After Noah Smith's and my column "There's One Key Difference Between Kids Who Excel at Math and Those Who Don't" went viral (and was translated into Spanish here), many people shared their own personal stories of ultimate success at learning math even when they went through a period of thinking they were bad at math. Many other people shared wonderful ideas for how to help people learn math. I tried to distil those ideas and some of my own into the advice in "How to Turn Every Child into a 'Math Person'" One of the key ideas is that it is OK to learn math slowly:
- Cathy O'Neil on Slow-Cooked Math
- Mary O'Keeffe on Slow-Cooked Math
- Fields Medal Winner Maryam Mirzakhani's Slow-Cooked Math
- Jenny Anderson: The best way to learn math is to learn how to fail productively
A second related idea is that for children, math needs to be made as fun, relevant and unthreatening as possible:
- Laura Overdeck: Math for Pleasure
- Laura Overdeck: Street Math
- Jing Liu: Show Kids that Solving Math Problems is Like Being a Detective
- Examining the Statistics in “Math at Home Adds Up to Achievement in School” by Talia Berkowitz, Marjorie Schaeffer, Erin Maloney, Lori Peterson, Courtney Gregor, Susan Levine and Sian Beilock
In "How to Turn Every Child into a 'Math Person'," I pointed to leading a math club for children as a wonderful choice for those willing to volunteer to help kids.
I have also been interested in how to teach math effectively in more formal settings:
- Barbara Oakley: How We Should Be Teaching Math
- Jessica Lahey: Teaching Math to People Who Think They Hate It
- Math Camp in a Barn
- Jethra Spector: Using Miles and Noah's Math Column in the Classroom
- Kevin Remisoski on Teaching and Learning Math
- A Mathematician Has Created a Teaching Method That’s Proving There’s No Such Thing as a Bad Math Student
- Elizabeth Cleland: How I get all my students to be good at math
- My Advice to Qatar: Make Math Education a Research Grand Challenge
- The Coming Transformation of Education: Degrees Won’t Matter Anymore, Skills Will

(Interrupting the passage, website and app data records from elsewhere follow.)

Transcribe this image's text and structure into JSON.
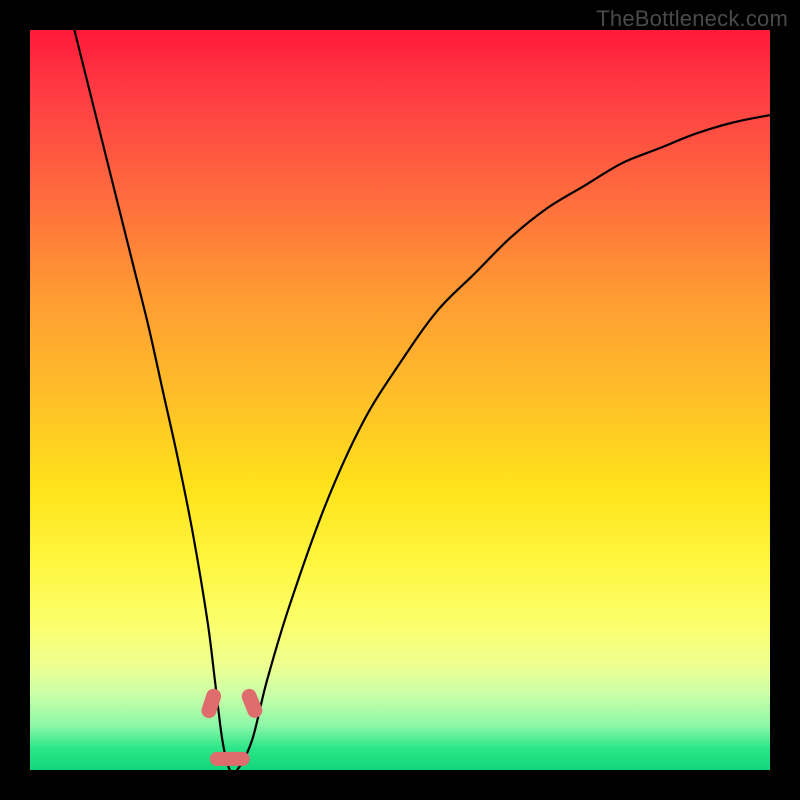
{
  "watermark": "TheBottleneck.com",
  "chart_data": {
    "type": "line",
    "title": "",
    "xlabel": "",
    "ylabel": "",
    "xlim": [
      0,
      100
    ],
    "ylim": [
      0,
      100
    ],
    "series": [
      {
        "name": "bottleneck-curve",
        "x": [
          6,
          8,
          10,
          12,
          14,
          16,
          18,
          20,
          22,
          24,
          25,
          26,
          27,
          28,
          30,
          32,
          35,
          40,
          45,
          50,
          55,
          60,
          65,
          70,
          75,
          80,
          85,
          90,
          95,
          100
        ],
        "y": [
          100,
          92,
          84,
          76,
          68,
          60,
          51,
          42,
          32,
          20,
          12,
          4,
          0,
          0,
          4,
          12,
          22,
          36,
          47,
          55,
          62,
          67,
          72,
          76,
          79,
          82,
          84,
          86,
          87.5,
          88.5
        ]
      }
    ],
    "annotations": [
      {
        "name": "marker-left",
        "x": 24.5,
        "y": 9
      },
      {
        "name": "marker-right",
        "x": 30.0,
        "y": 9
      },
      {
        "name": "marker-bottom",
        "x": 27.0,
        "y": 1.5
      }
    ],
    "colors": {
      "curve": "#000000",
      "marker": "#e06d6d",
      "gradient_top": "#ff1a3a",
      "gradient_bottom": "#12d67a"
    }
  }
}
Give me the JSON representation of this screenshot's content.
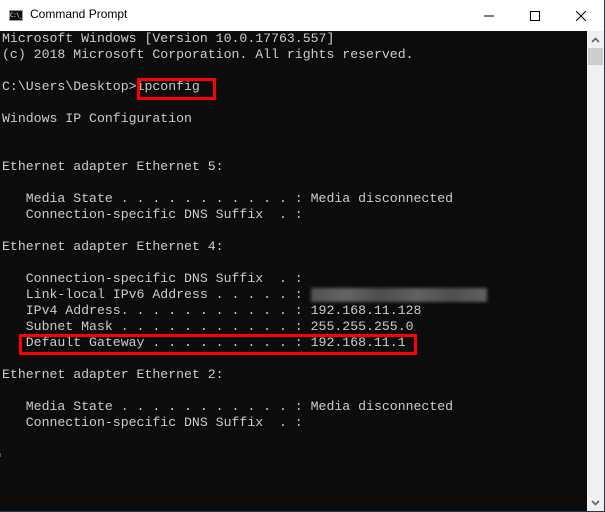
{
  "window": {
    "title": "Command Prompt",
    "icon": "console-icon",
    "icon_text": "C:\\_",
    "controls": {
      "minimize": "minimize-icon",
      "maximize": "maximize-icon",
      "close": "close-icon"
    }
  },
  "console": {
    "lines": [
      "Microsoft Windows [Version 10.0.17763.557]",
      "(c) 2018 Microsoft Corporation. All rights reserved.",
      "",
      "C:\\Users\\Desktop>ipconfig",
      "",
      "Windows IP Configuration",
      "",
      "",
      "Ethernet adapter Ethernet 5:",
      "",
      "   Media State . . . . . . . . . . . : Media disconnected",
      "   Connection-specific DNS Suffix  . :",
      "",
      "Ethernet adapter Ethernet 4:",
      "",
      "   Connection-specific DNS Suffix  . :",
      "   Link-local IPv6 Address . . . . . :",
      "   IPv4 Address. . . . . . . . . . . : 192.168.11.128",
      "   Subnet Mask . . . . . . . . . . . : 255.255.255.0",
      "   Default Gateway . . . . . . . . . : 192.168.11.1",
      "",
      "Ethernet adapter Ethernet 2:",
      "",
      "   Media State . . . . . . . . . . . : Media disconnected",
      "   Connection-specific DNS Suffix  . :"
    ],
    "prompt": "C:\\Users\\Desktop>",
    "command": "ipconfig",
    "ipv6_address": "[redacted/blurred]",
    "highlights": {
      "command": "ipconfig",
      "default_gateway": "192.168.11.1",
      "color": "#ff0000"
    }
  },
  "colors": {
    "console_bg": "#0c0c0c",
    "console_text": "#cccccc",
    "titlebar_bg": "#ffffff",
    "scrollbar_bg": "#f0f0f0",
    "highlight": "#ff0000"
  }
}
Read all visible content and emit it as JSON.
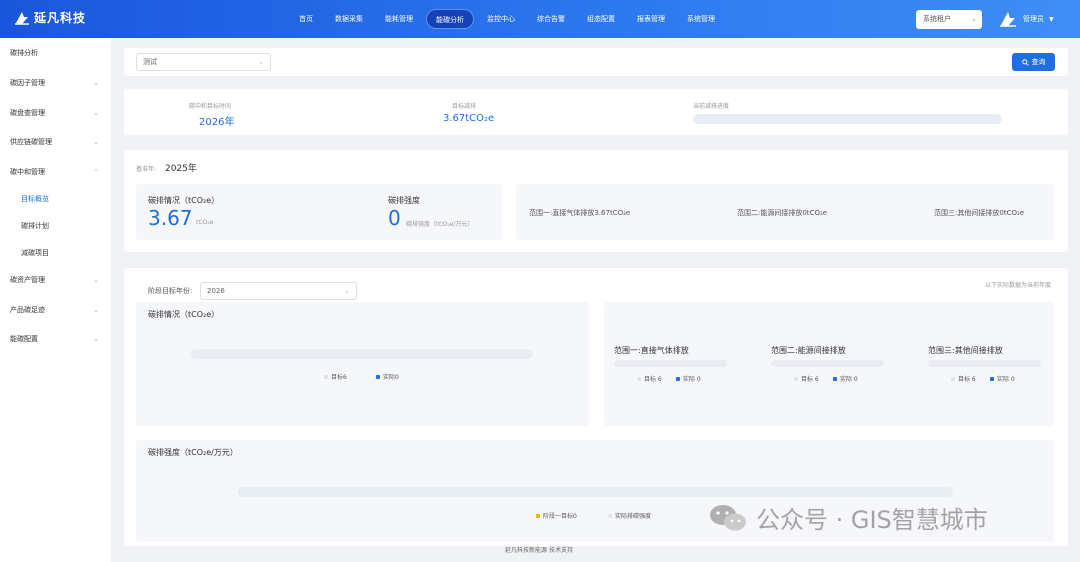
{
  "app": {
    "brand": "延凡科技"
  },
  "nav": [
    "首页",
    "数据采集",
    "能耗管理",
    "能碳分析",
    "监控中心",
    "综合告警",
    "组态配置",
    "报表管理",
    "系统管理"
  ],
  "header": {
    "tenant": "系统租户",
    "user": "管理员"
  },
  "sidebar": {
    "items": [
      "碳排分析",
      "碳因子管理",
      "碳盘查管理",
      "供应链碳管理",
      "碳中和管理",
      "碳资产管理",
      "产品碳足迹",
      "能碳配置"
    ],
    "sub": [
      "目标概览",
      "碳排计划",
      "减碳项目"
    ]
  },
  "filter": {
    "value": "测试",
    "query_label": "查询"
  },
  "summary": {
    "neutral_time_label": "碳中和目标时间",
    "neutral_time_value": "2026年",
    "target_reduction_label": "目标减排",
    "target_reduction_value": "3.67tCO₂e",
    "progress_label": "当前减排进度",
    "progress_value": 0
  },
  "baseline": {
    "year_label": "基准年:",
    "year_value": "2025年",
    "emission_title": "碳排情况（tCO₂e）",
    "emission_value": "3.67",
    "emission_unit": "tCO₂e",
    "intensity_title": "碳排强度",
    "intensity_value": "0",
    "intensity_unit": "碳排强度（tCO₂e/万元）",
    "scope1": "范围一:直接气体排放3.67tCO₂e",
    "scope2": "范围二:能源间接排放0tCO₂e",
    "scope3": "范围三:其他间接排放0tCO₂e"
  },
  "stage": {
    "year_label": "阶段目标年份:",
    "year_value": "2026",
    "note": "以下实际数据为当前年度",
    "emission_title": "碳排情况（tCO₂e）",
    "target_legend": "目标6",
    "actual_legend": "实际0",
    "scopes": [
      {
        "title": "范围一:直接气体排放",
        "target": "目标 6",
        "actual": "实际 0",
        "target_value": 6,
        "actual_value": 0
      },
      {
        "title": "范围二:能源间接排放",
        "target": "目标 6",
        "actual": "实际 0",
        "target_value": 6,
        "actual_value": 0
      },
      {
        "title": "范围三:其他间接排放",
        "target": "目标 6",
        "actual": "实际 0",
        "target_value": 6,
        "actual_value": 0
      }
    ],
    "intensity_title": "碳排强度（tCO₂e/万元）",
    "intensity_target_legend": "阶段一目标0",
    "intensity_actual_legend": "实际排碳强度"
  },
  "colors": {
    "primary": "#1f6fe0",
    "topbar": "#2d7af0",
    "legend_actual": "#1f6fe0",
    "legend_target_gold": "#f0b400"
  },
  "footer": "延凡科技新能源 技术支持",
  "watermark": "公众号 · GIS智慧城市"
}
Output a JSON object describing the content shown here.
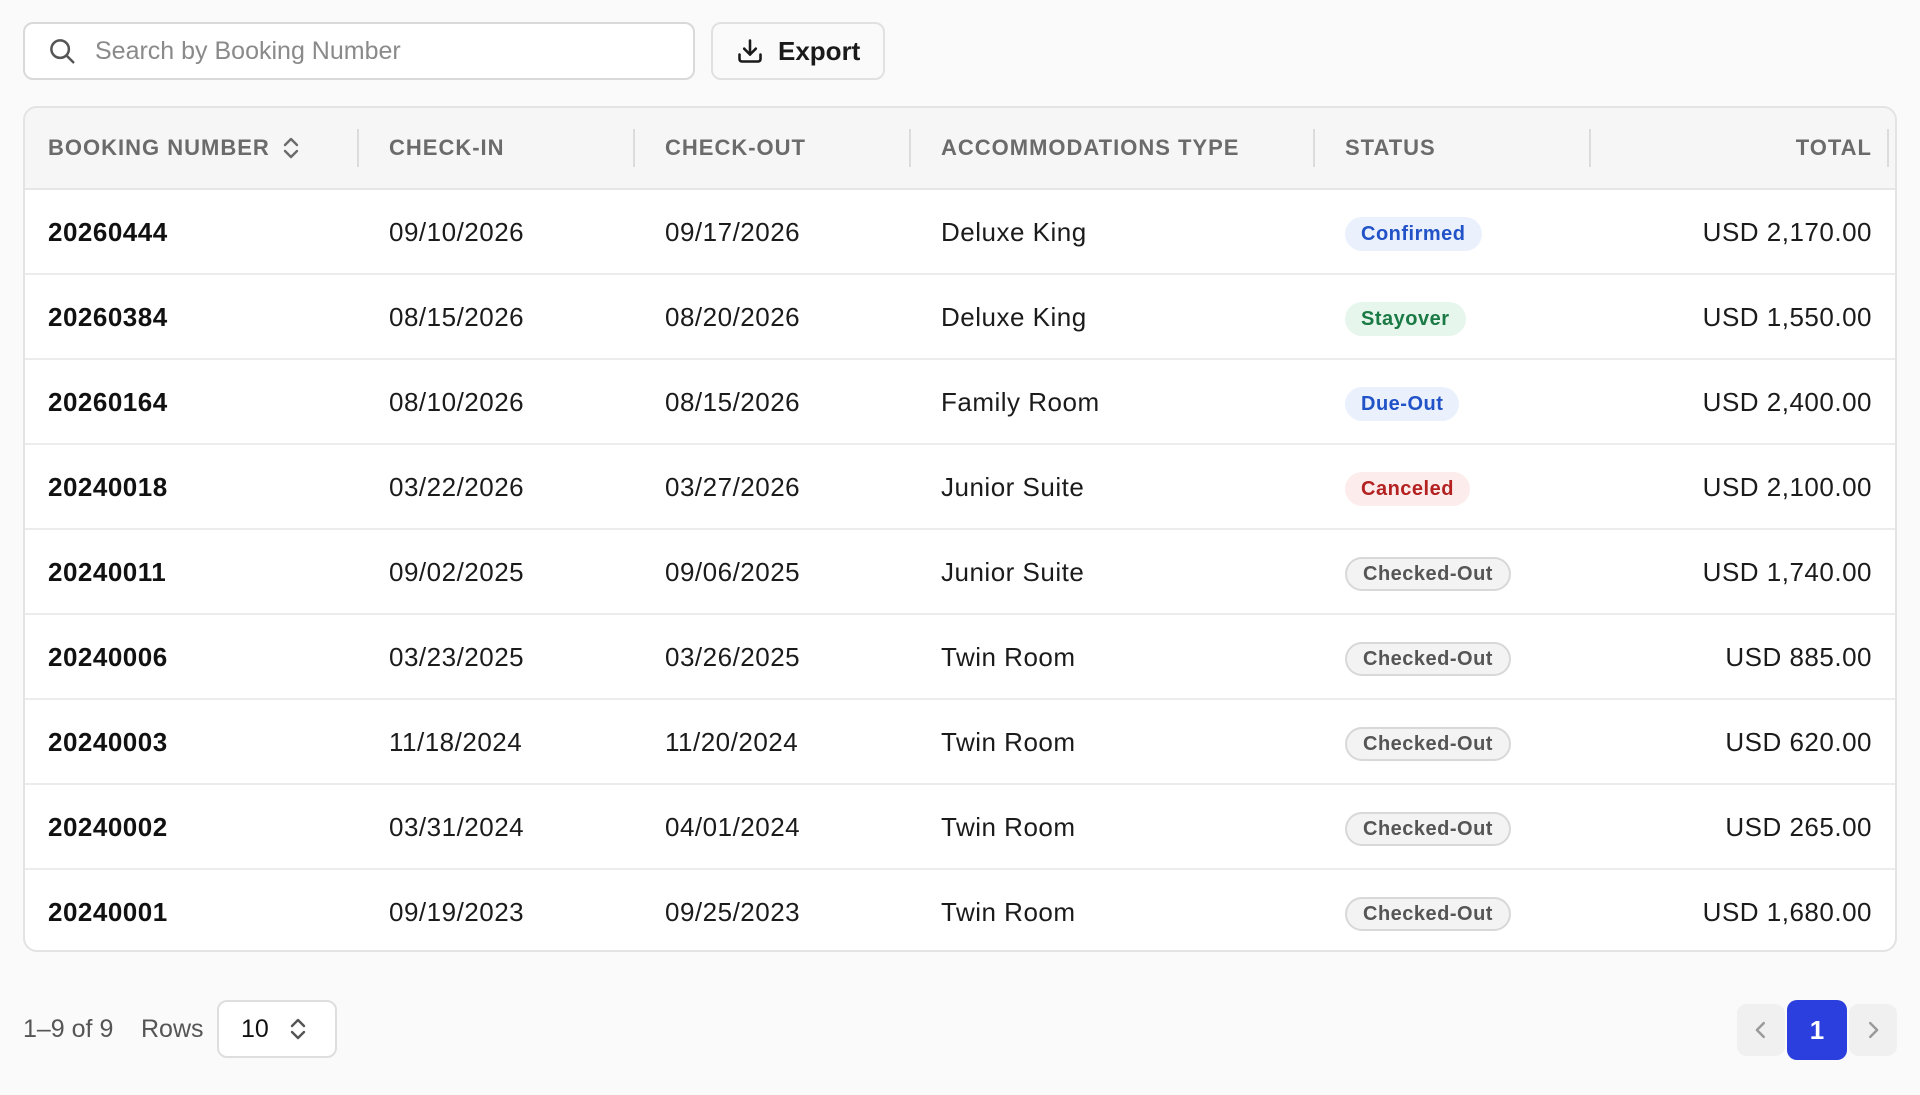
{
  "search": {
    "placeholder": "Search by Booking Number",
    "value": "",
    "icon": "search-icon"
  },
  "toolbar": {
    "export_label": "Export",
    "export_icon": "download-icon"
  },
  "table": {
    "columns": {
      "booking_number": "BOOKING NUMBER",
      "check_in": "CHECK-IN",
      "check_out": "CHECK-OUT",
      "accommodation": "ACCOMMODATIONS TYPE",
      "status": "STATUS",
      "total": "TOTAL"
    },
    "rows": [
      {
        "booking": "20260444",
        "check_in": "09/10/2026",
        "check_out": "09/17/2026",
        "type": "Deluxe King",
        "status": "Confirmed",
        "status_variant": "blue",
        "total": "USD 2,170.00"
      },
      {
        "booking": "20260384",
        "check_in": "08/15/2026",
        "check_out": "08/20/2026",
        "type": "Deluxe King",
        "status": "Stayover",
        "status_variant": "green",
        "total": "USD 1,550.00"
      },
      {
        "booking": "20260164",
        "check_in": "08/10/2026",
        "check_out": "08/15/2026",
        "type": "Family Room",
        "status": "Due-Out",
        "status_variant": "blue",
        "total": "USD 2,400.00"
      },
      {
        "booking": "20240018",
        "check_in": "03/22/2026",
        "check_out": "03/27/2026",
        "type": "Junior Suite",
        "status": "Canceled",
        "status_variant": "red",
        "total": "USD 2,100.00"
      },
      {
        "booking": "20240011",
        "check_in": "09/02/2025",
        "check_out": "09/06/2025",
        "type": "Junior Suite",
        "status": "Checked-Out",
        "status_variant": "gray",
        "total": "USD 1,740.00"
      },
      {
        "booking": "20240006",
        "check_in": "03/23/2025",
        "check_out": "03/26/2025",
        "type": "Twin Room",
        "status": "Checked-Out",
        "status_variant": "gray",
        "total": "USD 885.00"
      },
      {
        "booking": "20240003",
        "check_in": "11/18/2024",
        "check_out": "11/20/2024",
        "type": "Twin Room",
        "status": "Checked-Out",
        "status_variant": "gray",
        "total": "USD 620.00"
      },
      {
        "booking": "20240002",
        "check_in": "03/31/2024",
        "check_out": "04/01/2024",
        "type": "Twin Room",
        "status": "Checked-Out",
        "status_variant": "gray",
        "total": "USD 265.00"
      },
      {
        "booking": "20240001",
        "check_in": "09/19/2023",
        "check_out": "09/25/2023",
        "type": "Twin Room",
        "status": "Checked-Out",
        "status_variant": "gray",
        "total": "USD 1,680.00"
      }
    ]
  },
  "footer": {
    "range": "1–9 of 9",
    "rows_label": "Rows",
    "rows_value": "10",
    "current_page": "1"
  },
  "colors": {
    "accent": "#2a3fdd",
    "status_blue": "#2152c7",
    "status_green": "#1a7a45",
    "status_red": "#b42121",
    "status_gray": "#555555"
  }
}
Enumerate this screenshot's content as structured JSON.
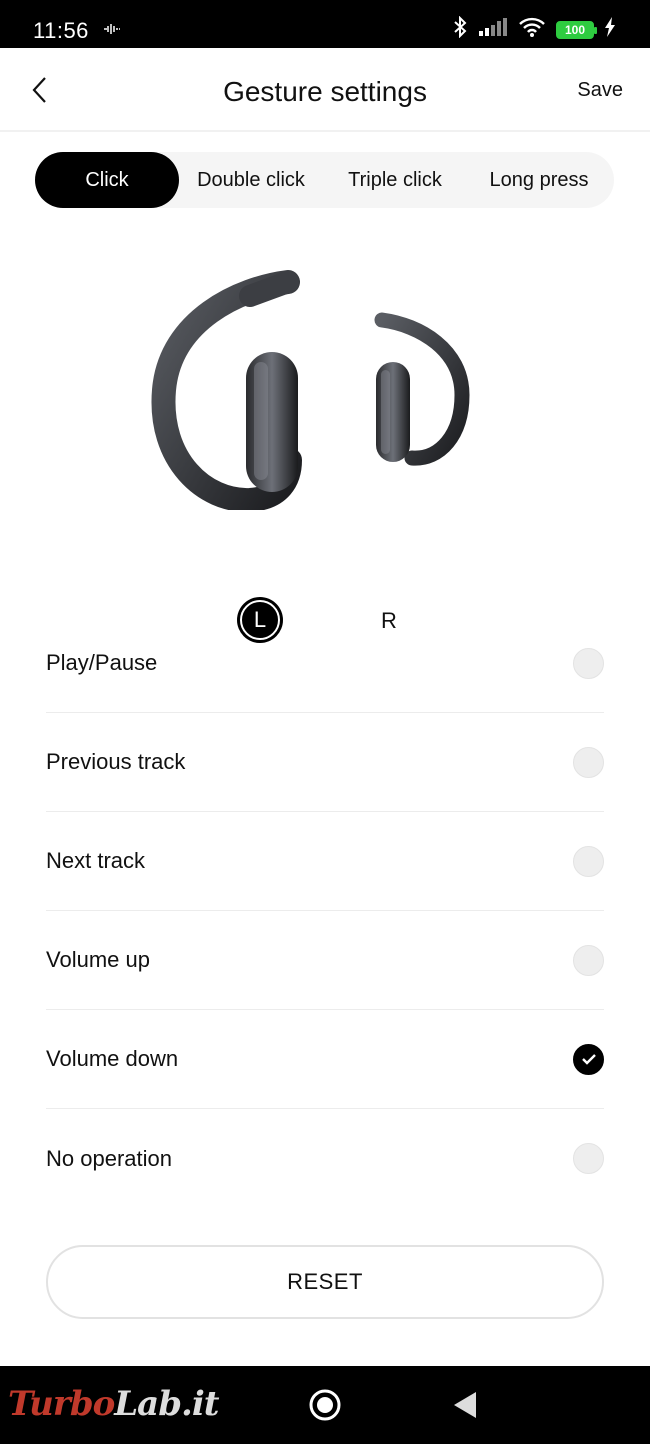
{
  "status_bar": {
    "time": "11:56",
    "battery_level": "100"
  },
  "header": {
    "title": "Gesture settings",
    "save_label": "Save"
  },
  "tabs": [
    {
      "label": "Click",
      "active": true
    },
    {
      "label": "Double click",
      "active": false
    },
    {
      "label": "Triple click",
      "active": false
    },
    {
      "label": "Long press",
      "active": false
    }
  ],
  "side_selector": {
    "left_label": "L",
    "right_label": "R",
    "selected": "L"
  },
  "options": [
    {
      "label": "Play/Pause",
      "checked": false
    },
    {
      "label": "Previous track",
      "checked": false
    },
    {
      "label": "Next track",
      "checked": false
    },
    {
      "label": "Volume up",
      "checked": false
    },
    {
      "label": "Volume down",
      "checked": true
    },
    {
      "label": "No operation",
      "checked": false
    }
  ],
  "reset_label": "RESET",
  "watermark": {
    "part1": "Turbo",
    "part2": "Lab.it"
  },
  "colors": {
    "accent": "#000000",
    "battery": "#2ecc40",
    "watermark": "#c0392b"
  }
}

- Karthik Muralidharan, Abhijeet Singh, and Alejandro J. Ganimian: Disrupting Education? Experimental Evidence on Technology-Aided Instruction in India
More recently, I have run across discussions of stereotypes for particular demographic groups that can get in the way of learning math:
- You, Too, Are a Math Person; When Race Comes Into the Picture, That Has to Be Reiterated
- Calculus is Hard. Women Are More Likely to Think That Means They’re Not Smart Enough for Science, Technology, Engineering and Math
- Kate Owino: Kenyan Women Can Love Math Too
For those who need a little extra confidence boost to counteract a tendency to underestimate themselves, I also discuss "Travis Bradberry: Ten Guaranteed Ways To Appear Smarter Than You Are."
At a high level, the confidence that one can learn math, as well as the idea of "slow math" is important in the advice Noah and I give in "The Complete Guide to Getting into an Economics PhD Program."
By the way, I dug out these links simply by typing "math" into my blog search box. There are more, especially guest posts people telling personal stories of overcoming the belief that they were bad at math.
The most important principle is the key not only to learning math but to succeeding at almost anything: knowing that you can get smarter by working hard at getting smarter. Here is that message, generalized:
- Miles's Recipe for Success
- Effort vs. Innate Ability: What I Learned from Being in the Spelling Bee
- How the Idea that Intelligence is Genetic Distorted My Life—Even Though I Worked Hard Trying to Get Smarter Anyway